From the makers of Dance Central, the unconventional music game had you piloting a space ship that coasted along “tracks” of music. Each track had notes that you would blast and after getting through a “section” or “verse” with no misses the track would blast away and disappear and it’s element would continue to play for awhile. Each track was broken down into vocals, bass, drums, synths and FX, and basically the better you play the game the better the song would sound, you could also choose to completely ignore the vocals track to make an instrumental version, or only play the drums and bass for an acoustic/percussive “remix.”
It wasn’t until it resurfaced in the Microsoft ad that I found out more about Garbage and that the lead singer actually wasn’t Gwen Stefani (it sure sounded like it to me). Enjoy the ad and it’s original music video above and below take a look at what it was like playing the song in Amplitude.
We are dogs unleashed,
Out of control
Full of dreams, nobody knows
Unleashed, time to escape
We don’t wanna suffocate…
Today’s throwback highlight is to German alternative rock band, Tokio Hotel. The band took the world by storm quietly after the release of their 2007 album, Scream. “Dogs Unleashed” continues their melodic foray into dark, but still light rock and has a nice catchy hook/chorus.

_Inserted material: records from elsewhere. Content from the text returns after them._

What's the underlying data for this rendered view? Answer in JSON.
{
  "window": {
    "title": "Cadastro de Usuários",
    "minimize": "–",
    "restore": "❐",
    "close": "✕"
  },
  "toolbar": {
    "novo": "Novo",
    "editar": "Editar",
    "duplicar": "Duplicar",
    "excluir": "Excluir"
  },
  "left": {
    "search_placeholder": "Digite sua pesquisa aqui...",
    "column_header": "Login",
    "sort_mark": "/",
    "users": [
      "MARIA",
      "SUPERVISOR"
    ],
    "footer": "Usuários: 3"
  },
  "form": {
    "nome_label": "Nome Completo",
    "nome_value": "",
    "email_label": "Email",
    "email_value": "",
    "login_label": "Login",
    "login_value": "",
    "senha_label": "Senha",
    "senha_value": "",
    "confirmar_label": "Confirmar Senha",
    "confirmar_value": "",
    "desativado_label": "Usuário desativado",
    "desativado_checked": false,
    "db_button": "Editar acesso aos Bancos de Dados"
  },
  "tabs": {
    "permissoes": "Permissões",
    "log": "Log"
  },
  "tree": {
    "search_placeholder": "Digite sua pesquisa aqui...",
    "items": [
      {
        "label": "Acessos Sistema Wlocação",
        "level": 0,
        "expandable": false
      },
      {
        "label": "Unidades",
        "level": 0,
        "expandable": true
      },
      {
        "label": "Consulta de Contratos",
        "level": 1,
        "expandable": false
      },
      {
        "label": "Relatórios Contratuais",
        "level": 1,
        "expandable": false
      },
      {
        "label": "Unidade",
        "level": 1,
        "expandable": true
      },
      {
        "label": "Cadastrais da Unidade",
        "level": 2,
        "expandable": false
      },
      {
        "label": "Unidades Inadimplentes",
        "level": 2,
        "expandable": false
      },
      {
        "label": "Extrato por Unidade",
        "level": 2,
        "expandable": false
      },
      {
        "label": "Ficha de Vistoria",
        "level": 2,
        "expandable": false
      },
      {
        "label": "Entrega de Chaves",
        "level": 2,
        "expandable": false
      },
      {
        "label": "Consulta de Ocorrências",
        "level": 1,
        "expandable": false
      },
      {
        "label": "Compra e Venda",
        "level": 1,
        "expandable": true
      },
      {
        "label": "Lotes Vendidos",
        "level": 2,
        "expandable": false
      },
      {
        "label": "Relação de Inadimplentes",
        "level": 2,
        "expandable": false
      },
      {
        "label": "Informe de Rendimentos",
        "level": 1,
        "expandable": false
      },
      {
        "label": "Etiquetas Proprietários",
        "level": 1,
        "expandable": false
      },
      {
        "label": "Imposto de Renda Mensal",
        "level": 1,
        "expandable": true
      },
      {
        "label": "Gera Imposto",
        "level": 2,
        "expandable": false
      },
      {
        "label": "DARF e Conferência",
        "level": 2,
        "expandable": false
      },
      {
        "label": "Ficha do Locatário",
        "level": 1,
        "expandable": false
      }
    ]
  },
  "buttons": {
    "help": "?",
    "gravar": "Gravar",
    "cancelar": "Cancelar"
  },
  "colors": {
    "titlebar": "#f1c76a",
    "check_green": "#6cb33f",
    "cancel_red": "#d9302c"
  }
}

“Dogs Unleashed” comes from their 2009 album, Humanoid. Fun fact: I was on a school trip in Rome, Italy when I heard one of the band’s most popular singles, “Monsoon.” It played on the Italian equivalent of MTV, with it’s accompanying video. I also was introduced to Mika’s “Relax, Take It Easy,” a light-hearted dance-disco EDM cut, also released in 2007.
When I returned to the States, I found Tokio Hotel had become very popular and was beginning to make waves in the US. Select singles became available in the US iTunes store. “Monsoon” was also featured in Guitar Hero: World Tour (the international themed iteration of the popular game).